A memo from the New York Islanders’ hockey operations department announced that the team would postpone future home games at Nassau Coliseum.
The memo was revealed after Brandon Crawford of the Chicago Tribune wrote a story about the team’s decision to delay the start of the 2018-19 season. The team had scheduled two home games and three away games for the Oct. 15-16.
The memo was a joint decision from chief executive officer Scott Malkin and general manager Garth Snow, with Hockey Operations director David Barr the new lead agent to the team. The memo asked to postpone the home games — Oct. 15 versus the Phoenix Coyotes and Oct. 16 versus the Columbus Blue Jackets — both of which were sold out.
The memo stated the team will add one ticket waiver per game to “promote awareness of the fan support and make the seats available.”
The decision is on the shoulders of both the league and the team, with NHL Deputy Commissioner Bill Daly calling the postponement “precautionary” on Monday.
The letter from Islanders personnel said the decision was made “out of an abundance of caution” after sampling ice samples in the Islanders’ arena. It stated a dose of the bacteria was found in ice used for Tuesday’s preseason game against the Carolina Hurricanes and that the results were “mild” when compared to what NHL standards are and appeared to be outside of typical factory processes.
The sample testing showed the same organism in ice in two other games over the past several weeks.
The New York City Department of Health will conduct additional sampling, as well as taking samples from fans who were still in line at the box office for Wednesday’s opener against the Toronto Maple Leafs.
At least 45 guests were waiting in line at the box office on Tuesday night, according to the Rangers’ team Twitter account.
Snow said there is no immediate threat to the health of fans who were in line.
“We understand the inconvenience caused by postponing the season opener,” he said in a statement on the team’s website. “We hope that the Islanders’ fans will continue to come to Nassau Coliseum throughout the rest of the season.”
Malkin said the team has its priorities in place and wants to be prepared for a healthy season.
“We have put in extra steps to assure the best possible conditions for our fan base, with the continued support of our partners at the Nassau County Coliseum,” Malkin said.
The Aedes aegypti mosquitoes that carry the virus are not native to the New York City area, according to the county health department. The department said it will provide updates on the situation on its website.
According to the Centers for Disease Control and Prevention, Zika is passed on through the bite of an infected mosquito. The virus can be prevented by using insect repellant and wearing long-sleeved shirts and long pants.
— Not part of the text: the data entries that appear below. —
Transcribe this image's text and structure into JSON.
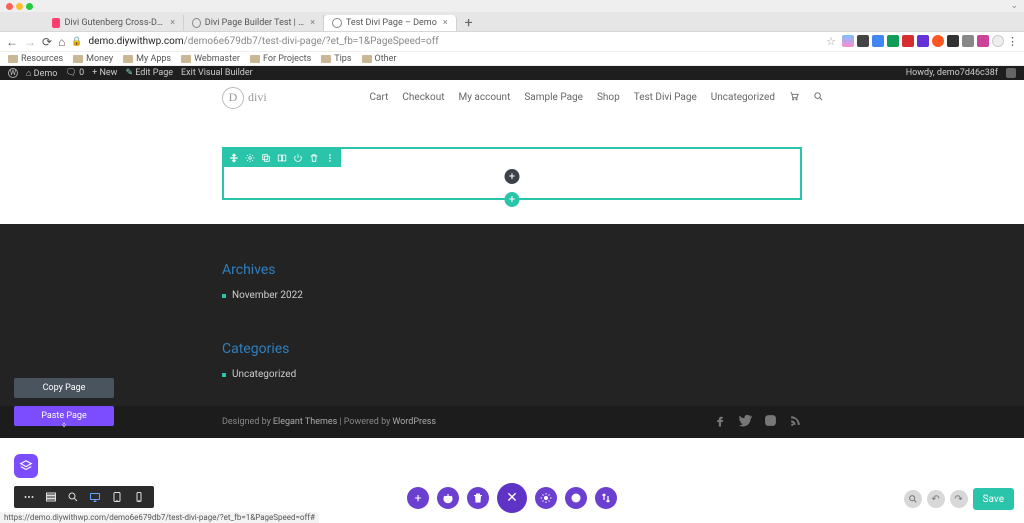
{
  "browser": {
    "tabs": [
      {
        "title": "Divi Gutenberg Cross-Domain"
      },
      {
        "title": "Divi Page Builder Test | Demo"
      },
      {
        "title": "Test Divi Page – Demo"
      }
    ],
    "url_domain": "demo.diywithwp.com",
    "url_path": "/demo6e679db7/test-divi-page/?et_fb=1&PageSpeed=off",
    "bookmarks": [
      "Resources",
      "Money",
      "My Apps",
      "Webmaster",
      "For Projects",
      "Tips",
      "Other"
    ]
  },
  "adminbar": {
    "site": "Demo",
    "comments": "0",
    "new": "New",
    "edit": "Edit Page",
    "exit_vb": "Exit Visual Builder",
    "howdy": "Howdy, demo7d46c38f"
  },
  "site": {
    "logo_text": "divi",
    "logo_letter": "D",
    "menu": [
      "Cart",
      "Checkout",
      "My account",
      "Sample Page",
      "Shop",
      "Test Divi Page",
      "Uncategorized"
    ]
  },
  "footer": {
    "archives_title": "Archives",
    "archives_items": [
      "November 2022"
    ],
    "categories_title": "Categories",
    "categories_items": [
      "Uncategorized"
    ],
    "credit_prefix": "Designed by ",
    "credit_theme": "Elegant Themes",
    "credit_sep": " | Powered by ",
    "credit_platform": "WordPress"
  },
  "page_actions": {
    "copy": "Copy Page",
    "paste": "Paste Page"
  },
  "bottom": {
    "save": "Save"
  },
  "status_url": "https://demo.diywithwp.com/demo6e679db7/test-divi-page/?et_fb=1&PageSpeed=off#"
}
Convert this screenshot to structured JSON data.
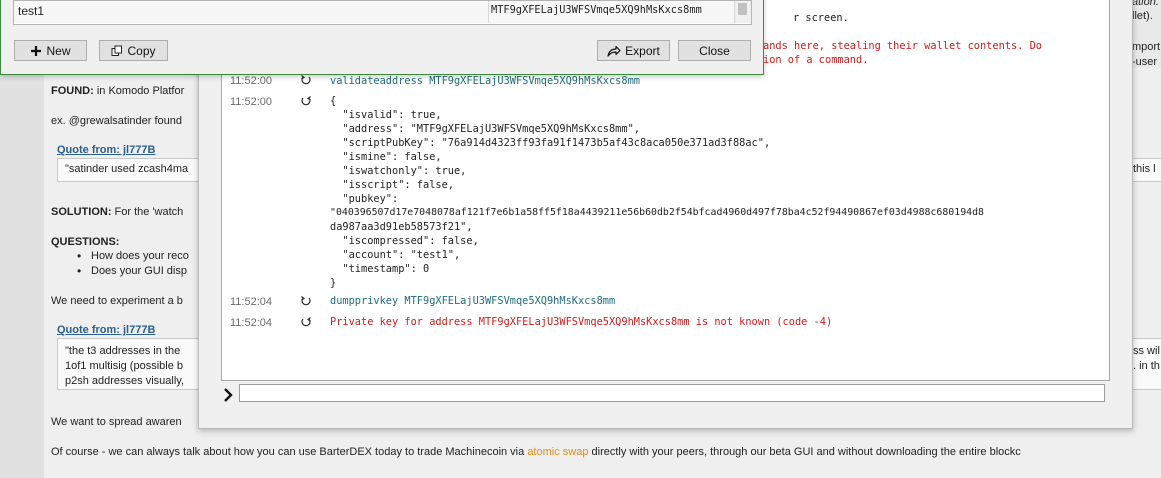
{
  "forum": {
    "found_label": "FOUND:",
    "found_text": " in Komodo Platfor",
    "ex_text": "ex. @grewalsatinder found",
    "quote1": {
      "header": "Quote from: jl777B",
      "text": "\"satinder used zcash4ma"
    },
    "solution_label": "SOLUTION:",
    "solution_text": " For the 'watch",
    "questions_label": "QUESTIONS:",
    "questions": [
      "How does your reco",
      "Does your GUI disp"
    ],
    "need_text": "We need to experiment a b",
    "quote2": {
      "header": "Quote from: jl777B",
      "lines": [
        "\"the t3 addresses in the",
        "1of1 multisig (possible b",
        "p2sh addresses visually,"
      ]
    },
    "spread_text": "We want to spread awaren",
    "course_before": "Of course - we can always talk about how you can use BarterDEX today to trade Machinecoin via ",
    "course_link": "atomic swap",
    "course_after": " directly with your peers, through our beta GUI and without downloading the entire blockc",
    "right_fragments": {
      "ation": "ation.",
      "llet": "llet).",
      "mport": "mport",
      "user": "-user",
      "this": "this l",
      "ss_wil": "ss wil",
      "in_th": ". in th"
    }
  },
  "console": {
    "header_fragment_1": "r screen.",
    "warning_1": "ands here, stealing their wallet contents. Do",
    "warning_2": "ion of a command.",
    "entries": [
      {
        "time": "11:52:00",
        "kind": "cmd",
        "text": "validateaddress MTF9gXFELajU3WFSVmqe5XQ9hMsKxcs8mm"
      },
      {
        "time": "11:52:00",
        "kind": "reply",
        "lines": [
          "{",
          "  \"isvalid\": true,",
          "  \"address\": \"MTF9gXFELajU3WFSVmqe5XQ9hMsKxcs8mm\",",
          "  \"scriptPubKey\": \"76a914d4323ff93fa91f1473b5af43c8aca050e371ad3f88ac\",",
          "  \"ismine\": false,",
          "  \"iswatchonly\": true,",
          "  \"isscript\": false,",
          "  \"pubkey\":",
          "\"040396507d17e7048078af121f7e6b1a58ff5f18a4439211e56b60db2f54bfcad4960d497f78ba4c52f94490867ef03d4988c680194d8",
          "da987aa3d91eb58573f21\",",
          "  \"iscompressed\": false,",
          "  \"account\": \"test1\",",
          "  \"timestamp\": 0",
          "}"
        ]
      },
      {
        "time": "11:52:04",
        "kind": "cmd",
        "text": "dumpprivkey MTF9gXFELajU3WFSVmqe5XQ9hMsKxcs8mm"
      },
      {
        "time": "11:52:04",
        "kind": "error",
        "text": "Private key for address MTF9gXFELajU3WFSVmqe5XQ9hMsKxcs8mm is not known (code -4)"
      }
    ],
    "input_value": ""
  },
  "address_book": {
    "row": {
      "label": "test1",
      "address": "MTF9gXFELajU3WFSVmqe5XQ9hMsKxcs8mm"
    },
    "buttons": {
      "new": "New",
      "copy": "Copy",
      "export": "Export",
      "close": "Close"
    }
  },
  "colors": {
    "cmd": "#1f6d7d",
    "error": "#d11a1a",
    "link": "#e88a16",
    "quote_header": "#2b5f8a",
    "window_border": "#3a8a3a"
  }
}
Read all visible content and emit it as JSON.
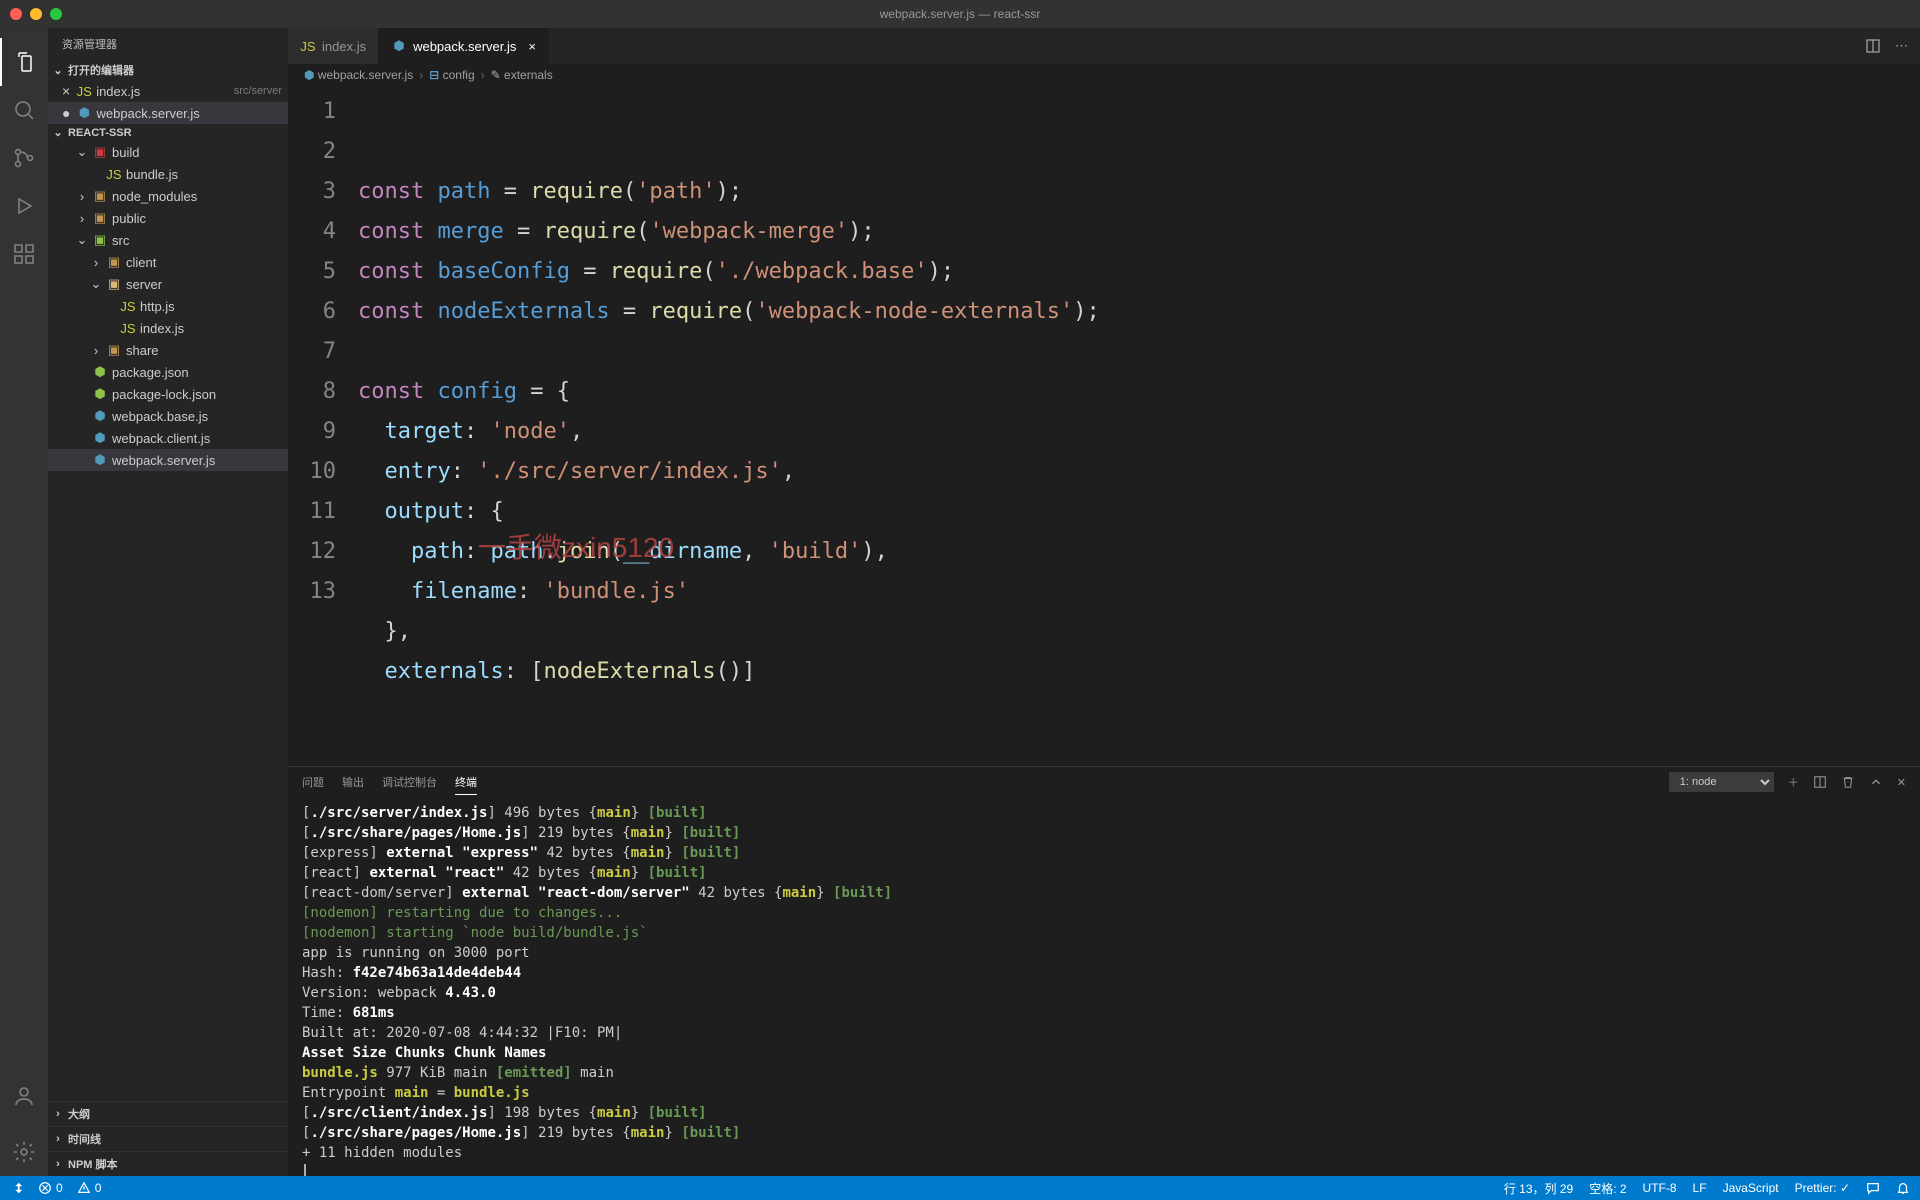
{
  "titlebar": {
    "title": "webpack.server.js — react-ssr"
  },
  "sidebar": {
    "title": "资源管理器",
    "openEditorsHeader": "打开的编辑器",
    "openEditors": [
      {
        "name": "index.js",
        "desc": "src/server",
        "iconClass": "fi-js",
        "modified": false
      },
      {
        "name": "webpack.server.js",
        "desc": "",
        "iconClass": "fi-webpack",
        "modified": true
      }
    ],
    "projectHeader": "REACT-SSR",
    "tree": [
      {
        "depth": 1,
        "kind": "folder-open",
        "iconClass": "fi-folder-red",
        "name": "build",
        "chev": "⌄"
      },
      {
        "depth": 2,
        "kind": "file",
        "iconClass": "fi-js",
        "name": "bundle.js"
      },
      {
        "depth": 1,
        "kind": "folder",
        "iconClass": "fi-folder",
        "name": "node_modules",
        "chev": "›"
      },
      {
        "depth": 1,
        "kind": "folder",
        "iconClass": "fi-folder",
        "name": "public",
        "chev": "›"
      },
      {
        "depth": 1,
        "kind": "folder-open",
        "iconClass": "fi-folder-src",
        "name": "src",
        "chev": "⌄"
      },
      {
        "depth": 2,
        "kind": "folder",
        "iconClass": "fi-folder",
        "name": "client",
        "chev": "›"
      },
      {
        "depth": 2,
        "kind": "folder-open",
        "iconClass": "fi-folder-open",
        "name": "server",
        "chev": "⌄"
      },
      {
        "depth": 3,
        "kind": "file",
        "iconClass": "fi-js",
        "name": "http.js"
      },
      {
        "depth": 3,
        "kind": "file",
        "iconClass": "fi-js",
        "name": "index.js"
      },
      {
        "depth": 2,
        "kind": "folder",
        "iconClass": "fi-folder",
        "name": "share",
        "chev": "›"
      },
      {
        "depth": 1,
        "kind": "file",
        "iconClass": "fi-pkg",
        "name": "package.json"
      },
      {
        "depth": 1,
        "kind": "file",
        "iconClass": "fi-pkg",
        "name": "package-lock.json"
      },
      {
        "depth": 1,
        "kind": "file",
        "iconClass": "fi-webpack",
        "name": "webpack.base.js"
      },
      {
        "depth": 1,
        "kind": "file",
        "iconClass": "fi-webpack",
        "name": "webpack.client.js"
      },
      {
        "depth": 1,
        "kind": "file",
        "iconClass": "fi-webpack",
        "name": "webpack.server.js",
        "selected": true
      }
    ],
    "footer": [
      {
        "label": "大纲"
      },
      {
        "label": "时间线"
      },
      {
        "label": "NPM 脚本"
      }
    ]
  },
  "tabs": [
    {
      "label": "index.js",
      "iconClass": "fi-js",
      "active": false
    },
    {
      "label": "webpack.server.js",
      "iconClass": "fi-webpack",
      "active": true,
      "closeVisible": true
    }
  ],
  "breadcrumbs": [
    {
      "icon": "fi-webpack",
      "label": "webpack.server.js"
    },
    {
      "icon": "cube",
      "label": "config"
    },
    {
      "icon": "wrench",
      "label": "externals"
    }
  ],
  "code": {
    "lines": 13,
    "src": [
      [
        [
          "kw",
          "const"
        ],
        [
          "sp",
          " "
        ],
        [
          "var",
          "path"
        ],
        [
          "sp",
          " "
        ],
        [
          "punc",
          "="
        ],
        [
          "sp",
          " "
        ],
        [
          "fn",
          "require"
        ],
        [
          "punc",
          "("
        ],
        [
          "str",
          "'path'"
        ],
        [
          "punc",
          ");"
        ]
      ],
      [
        [
          "kw",
          "const"
        ],
        [
          "sp",
          " "
        ],
        [
          "var",
          "merge"
        ],
        [
          "sp",
          " "
        ],
        [
          "punc",
          "="
        ],
        [
          "sp",
          " "
        ],
        [
          "fn",
          "require"
        ],
        [
          "punc",
          "("
        ],
        [
          "str",
          "'webpack-merge'"
        ],
        [
          "punc",
          ");"
        ]
      ],
      [
        [
          "kw",
          "const"
        ],
        [
          "sp",
          " "
        ],
        [
          "var",
          "baseConfig"
        ],
        [
          "sp",
          " "
        ],
        [
          "punc",
          "="
        ],
        [
          "sp",
          " "
        ],
        [
          "fn",
          "require"
        ],
        [
          "punc",
          "("
        ],
        [
          "str",
          "'./webpack.base'"
        ],
        [
          "punc",
          ");"
        ]
      ],
      [
        [
          "kw",
          "const"
        ],
        [
          "sp",
          " "
        ],
        [
          "var",
          "nodeExternals"
        ],
        [
          "sp",
          " "
        ],
        [
          "punc",
          "="
        ],
        [
          "sp",
          " "
        ],
        [
          "fn",
          "require"
        ],
        [
          "punc",
          "("
        ],
        [
          "str",
          "'webpack-node-externals'"
        ],
        [
          "punc",
          ");"
        ]
      ],
      [],
      [
        [
          "kw",
          "const"
        ],
        [
          "sp",
          " "
        ],
        [
          "var",
          "config"
        ],
        [
          "sp",
          " "
        ],
        [
          "punc",
          "="
        ],
        [
          "sp",
          " "
        ],
        [
          "punc",
          "{"
        ]
      ],
      [
        [
          "sp",
          "  "
        ],
        [
          "prop",
          "target"
        ],
        [
          "punc",
          ":"
        ],
        [
          "sp",
          " "
        ],
        [
          "str",
          "'node'"
        ],
        [
          "punc",
          ","
        ]
      ],
      [
        [
          "sp",
          "  "
        ],
        [
          "prop",
          "entry"
        ],
        [
          "punc",
          ":"
        ],
        [
          "sp",
          " "
        ],
        [
          "str",
          "'./src/server/index.js'"
        ],
        [
          "punc",
          ","
        ]
      ],
      [
        [
          "sp",
          "  "
        ],
        [
          "prop",
          "output"
        ],
        [
          "punc",
          ":"
        ],
        [
          "sp",
          " "
        ],
        [
          "punc",
          "{"
        ]
      ],
      [
        [
          "sp",
          "    "
        ],
        [
          "prop",
          "path"
        ],
        [
          "punc",
          ":"
        ],
        [
          "sp",
          " "
        ],
        [
          "id",
          "path"
        ],
        [
          "punc",
          "."
        ],
        [
          "fn",
          "join"
        ],
        [
          "punc",
          "("
        ],
        [
          "id",
          "__dirname"
        ],
        [
          "punc",
          ", "
        ],
        [
          "str",
          "'build'"
        ],
        [
          "punc",
          "),"
        ]
      ],
      [
        [
          "sp",
          "    "
        ],
        [
          "prop",
          "filename"
        ],
        [
          "punc",
          ":"
        ],
        [
          "sp",
          " "
        ],
        [
          "str",
          "'bundle.js'"
        ]
      ],
      [
        [
          "sp",
          "  "
        ],
        [
          "punc",
          "},"
        ]
      ],
      [
        [
          "sp",
          "  "
        ],
        [
          "prop",
          "externals"
        ],
        [
          "punc",
          ":"
        ],
        [
          "sp",
          " "
        ],
        [
          "punc",
          "["
        ],
        [
          "fn",
          "nodeExternals"
        ],
        [
          "punc",
          "()]"
        ]
      ]
    ]
  },
  "watermark": "一手微zxin5120",
  "panel": {
    "tabs": [
      "问题",
      "输出",
      "调试控制台",
      "终端"
    ],
    "activeTab": 3,
    "terminalSelect": "1: node"
  },
  "terminal": [
    "[<b>./src/server/index.js</b>] 496 bytes {<y>main</y>} <g>[built]</g>",
    "[<b>./src/share/pages/Home.js</b>] 219 bytes {<y>main</y>} <g>[built]</g>",
    "[express] <b>external \"express\"</b> 42 bytes {<y>main</y>} <g>[built]</g>",
    "[react] <b>external \"react\"</b> 42 bytes {<y>main</y>} <g>[built]</g>",
    "[react-dom/server] <b>external \"react-dom/server\"</b> 42 bytes {<y>main</y>} <g>[built]</g>",
    "<gl>[nodemon] restarting due to changes...</gl>",
    "<gl>[nodemon] starting `node build/bundle.js`</gl>",
    "app is running on 3000 port",
    "Hash: <b>f42e74b63a14de4deb44</b>",
    "Version: webpack <b>4.43.0</b>",
    "Time: <b>681ms</b>",
    "Built at: 2020-07-08 4:44:32 |F10: PM|",
    "       <b>Asset</b>    <b>Size</b>  <b>Chunks</b>             <b>Chunk Names</b>",
    "<yl>bundle.js</yl>  977 KiB    main  <g>[emitted]</g>  main",
    "Entrypoint <y>main</y> = <yl>bundle.js</yl>",
    "[<b>./src/client/index.js</b>] 198 bytes {<y>main</y>} <g>[built]</g>",
    "[<b>./src/share/pages/Home.js</b>] 219 bytes {<y>main</y>} <g>[built]</g>",
    "    + 11 hidden modules"
  ],
  "statusbar": {
    "branch": "",
    "errors": "0",
    "warnings": "0",
    "lineCol": "行 13，列 29",
    "spaces": "空格: 2",
    "encoding": "UTF-8",
    "eol": "LF",
    "lang": "JavaScript",
    "prettier": "Prettier: ✓",
    "bell": ""
  }
}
The most widespread of the reported cases in the U.S. have been in Miami Beach, Florida, where the public works commissioner is advising people to avoid crowds at night. The department said it is aware of four cases within the county.
According to the World Health Organization, there is no vaccine or treatment to prevent Zika, which is present in parts of the Caribbean and South America. The virus can cause a birth defect known as microcephaly. The New York Times reported Monday that about 2,800 cases of microcephaly have been reported in the U.S.
At least 28 people have died since the Zika virus was first detected in Brazil in May 2015.